-------- PROVIDED DATA --------
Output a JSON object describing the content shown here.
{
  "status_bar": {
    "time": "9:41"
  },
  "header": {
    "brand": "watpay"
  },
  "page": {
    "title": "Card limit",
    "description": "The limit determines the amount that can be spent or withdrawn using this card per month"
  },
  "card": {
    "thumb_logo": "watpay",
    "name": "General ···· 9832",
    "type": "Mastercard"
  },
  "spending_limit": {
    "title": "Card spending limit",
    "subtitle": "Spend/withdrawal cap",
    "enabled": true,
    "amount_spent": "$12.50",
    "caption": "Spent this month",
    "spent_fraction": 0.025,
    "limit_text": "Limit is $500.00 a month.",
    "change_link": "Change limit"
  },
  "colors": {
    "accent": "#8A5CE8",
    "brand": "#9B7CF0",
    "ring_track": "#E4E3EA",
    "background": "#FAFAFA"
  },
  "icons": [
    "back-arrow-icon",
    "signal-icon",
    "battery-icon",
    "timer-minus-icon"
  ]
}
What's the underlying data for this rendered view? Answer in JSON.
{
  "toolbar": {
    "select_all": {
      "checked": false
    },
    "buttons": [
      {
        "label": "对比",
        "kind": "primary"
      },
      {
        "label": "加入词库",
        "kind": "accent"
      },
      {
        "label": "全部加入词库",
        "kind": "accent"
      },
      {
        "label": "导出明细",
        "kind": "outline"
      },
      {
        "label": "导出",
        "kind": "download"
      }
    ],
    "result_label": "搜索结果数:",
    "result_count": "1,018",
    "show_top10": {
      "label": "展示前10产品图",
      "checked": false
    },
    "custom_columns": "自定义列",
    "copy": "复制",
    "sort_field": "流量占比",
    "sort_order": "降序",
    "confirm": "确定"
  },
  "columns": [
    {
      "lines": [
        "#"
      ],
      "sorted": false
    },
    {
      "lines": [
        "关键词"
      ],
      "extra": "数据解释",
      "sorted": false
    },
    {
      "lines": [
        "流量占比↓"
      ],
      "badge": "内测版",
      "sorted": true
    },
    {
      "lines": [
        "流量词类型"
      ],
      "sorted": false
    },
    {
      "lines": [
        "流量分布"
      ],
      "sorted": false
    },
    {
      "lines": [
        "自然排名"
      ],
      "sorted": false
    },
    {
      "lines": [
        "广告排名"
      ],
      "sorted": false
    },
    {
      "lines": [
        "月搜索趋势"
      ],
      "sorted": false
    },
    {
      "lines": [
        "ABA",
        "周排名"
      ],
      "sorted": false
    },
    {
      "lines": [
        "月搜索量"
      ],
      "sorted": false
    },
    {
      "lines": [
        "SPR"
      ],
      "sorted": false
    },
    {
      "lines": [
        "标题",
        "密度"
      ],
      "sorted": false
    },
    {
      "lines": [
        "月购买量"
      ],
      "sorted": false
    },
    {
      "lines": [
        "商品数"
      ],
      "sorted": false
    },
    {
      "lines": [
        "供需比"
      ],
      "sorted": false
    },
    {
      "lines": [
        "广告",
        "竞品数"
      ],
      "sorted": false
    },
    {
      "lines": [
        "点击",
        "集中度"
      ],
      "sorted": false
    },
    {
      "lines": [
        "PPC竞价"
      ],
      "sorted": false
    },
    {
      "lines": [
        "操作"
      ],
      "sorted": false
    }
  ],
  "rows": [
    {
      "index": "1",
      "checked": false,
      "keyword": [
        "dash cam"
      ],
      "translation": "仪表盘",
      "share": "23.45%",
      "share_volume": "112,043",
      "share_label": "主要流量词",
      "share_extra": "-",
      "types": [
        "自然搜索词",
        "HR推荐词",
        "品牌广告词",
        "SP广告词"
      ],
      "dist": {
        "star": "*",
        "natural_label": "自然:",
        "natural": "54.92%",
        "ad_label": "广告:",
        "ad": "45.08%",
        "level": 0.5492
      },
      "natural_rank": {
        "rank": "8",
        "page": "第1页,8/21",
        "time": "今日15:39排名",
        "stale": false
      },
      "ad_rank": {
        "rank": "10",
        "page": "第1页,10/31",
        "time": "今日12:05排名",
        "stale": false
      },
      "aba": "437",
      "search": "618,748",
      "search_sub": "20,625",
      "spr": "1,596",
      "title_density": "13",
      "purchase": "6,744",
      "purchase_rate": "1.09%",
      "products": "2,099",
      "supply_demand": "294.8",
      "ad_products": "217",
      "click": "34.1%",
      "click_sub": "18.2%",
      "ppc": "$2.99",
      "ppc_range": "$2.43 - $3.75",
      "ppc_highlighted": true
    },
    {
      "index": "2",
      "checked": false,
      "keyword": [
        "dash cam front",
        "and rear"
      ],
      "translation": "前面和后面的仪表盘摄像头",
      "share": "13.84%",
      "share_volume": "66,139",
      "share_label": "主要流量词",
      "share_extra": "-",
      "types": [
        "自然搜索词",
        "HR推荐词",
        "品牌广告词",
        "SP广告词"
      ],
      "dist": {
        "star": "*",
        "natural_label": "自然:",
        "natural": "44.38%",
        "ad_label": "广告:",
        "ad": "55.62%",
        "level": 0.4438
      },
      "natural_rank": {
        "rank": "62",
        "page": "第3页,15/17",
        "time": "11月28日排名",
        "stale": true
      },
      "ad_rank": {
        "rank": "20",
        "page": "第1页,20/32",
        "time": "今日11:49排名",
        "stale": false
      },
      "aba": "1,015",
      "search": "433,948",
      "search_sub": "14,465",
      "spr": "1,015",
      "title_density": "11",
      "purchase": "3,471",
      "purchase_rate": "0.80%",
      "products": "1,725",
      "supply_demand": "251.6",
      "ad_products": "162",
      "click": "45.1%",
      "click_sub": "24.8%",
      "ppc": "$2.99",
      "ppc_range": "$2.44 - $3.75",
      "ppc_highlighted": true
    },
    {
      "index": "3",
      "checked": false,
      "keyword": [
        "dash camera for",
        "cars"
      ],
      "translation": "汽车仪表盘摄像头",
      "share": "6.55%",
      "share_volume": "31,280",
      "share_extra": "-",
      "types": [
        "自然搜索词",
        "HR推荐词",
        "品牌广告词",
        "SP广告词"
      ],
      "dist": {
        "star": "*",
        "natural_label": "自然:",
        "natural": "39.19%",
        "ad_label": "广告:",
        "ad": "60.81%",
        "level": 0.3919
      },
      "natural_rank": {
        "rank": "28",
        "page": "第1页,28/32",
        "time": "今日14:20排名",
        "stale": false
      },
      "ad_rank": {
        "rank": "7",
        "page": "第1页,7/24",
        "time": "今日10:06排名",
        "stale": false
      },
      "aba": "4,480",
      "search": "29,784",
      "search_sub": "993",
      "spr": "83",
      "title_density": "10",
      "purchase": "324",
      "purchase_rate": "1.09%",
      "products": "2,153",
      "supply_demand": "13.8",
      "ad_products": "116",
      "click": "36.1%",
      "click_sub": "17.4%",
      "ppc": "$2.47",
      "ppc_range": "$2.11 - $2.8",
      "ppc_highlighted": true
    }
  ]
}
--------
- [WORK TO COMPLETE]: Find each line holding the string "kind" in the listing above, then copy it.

- [ANSWER SPACE]:
        "kind": "primary"
        "kind": "accent"
        "kind": "accent"
        "kind": "outline"
        "kind": "download"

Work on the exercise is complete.